“Will the WTO as an institution survive the failure of the Doha Round? The WTO was established just 11 years ago, and already it is facing a major crisis in its trade negotiating capacity. The Uruguay Round negotiations resulted in major institutional reforms to the previous GATT system, which led to the establishment of the WTO as an international organization and a binding, effective dispute settlement system. Concerns have been expressed about whether there is now an inherent institutional imbalance in the WTO between the very strong dispute settlement system and the very weak negotiating and decision making mechanisms of the organization. Do the WTO political mechanisms need to be strengthened? What are the implications for the future of the WTO if the institutional governance issues are not addressed?”

Speakers Bio

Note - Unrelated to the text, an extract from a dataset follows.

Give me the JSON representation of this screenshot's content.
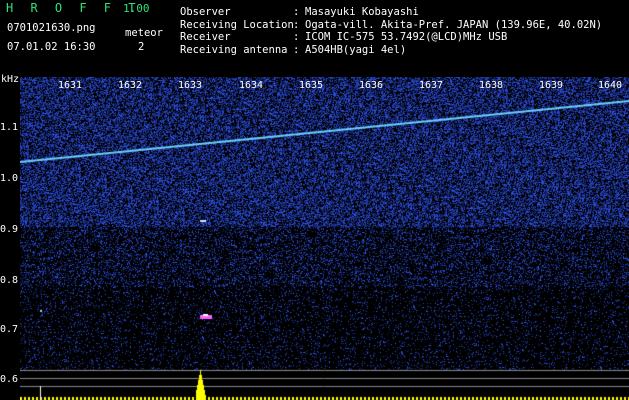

Professor Debra Steger is one of Canada’s leading authorities on international trade policy and law. She is the founder and Director of the EDGE Network on the Emerging, Dynamic, Global Economies, a new initiative under the federal Networks of Centres of Excellence program. An architect of the World Trade Organization as a senior negotiator for Canada during the Uruguay Round trade negotiations, Professor Steger was also the founding Director and first Chief Legal Adviser to the WTO Appellate Body from 1995-2001. As General Counsel to the Canadian International Trade Tribunal during the implementation of the Canada-U.S. Free Trade Agreement, the North American Free Trade Agreement! and the Agreement Establishing the World Trade Organization, she helped craft dispute settlement procedures and argued the historic first cases before binational panels under the CUSFTA and the NAFTA. A prolific writer and commentator, she is the author of Peace Through Trade: Building the WTO, Cameron May Publishers 2004, and has been invited by Oxford University Press to author a book on the international regulation of the use of subsidies. She is the editor of a 2005 book published by Cambridge University Press, Law in the Service of Human Dignity: Essays in Honour of Florentino Feliciano. She is also writing a book with Ambassador Julio A. Lacarte-Muro, the “grandfather of the GATT”, on the history of the inter! national trading system. Professor Steger is the immediate past-Chair of the Trade and Customs Law Committee of the International Bar Association and a Member of the Editorial Advisory Board of the Journal for International Economic Law, published by Oxford University Press. She also serves on the Board of Advisers to the United Nations Conference on Trade and Development (UNCTAD) Project on Building Capacity Through Training in Dispute Settlement in International Trade, Investment and Intellectual Property, and is often called upon to carry out technical assistance and training missions on WTO dispute settlement in developing countries. She has been a member of the Trade Law Committee of the International Law Association for over 10 years. She also is an Associate Expert with the Institute for International Business, Econo! mics and Law at the University of Adelaide, Australia. Ms. Steger has had a long-standing relationship with the University of Ottawa Faculty of Law. She held the Hyman Soloway Chair in Business and Trade Law in 1995, and was an adjunct professor from 1988-1995 teaching courses and supervising graduate students in international trade law. She also worked with the Center for Trade Policy and Law to organize several conferences on international trade held at the Faculty of Law during those years. In 2001-2002, she was Visiting Professor at the University of Toronto Faculty of Law. She also has taught conflict of laws and international law at the University of Victoria.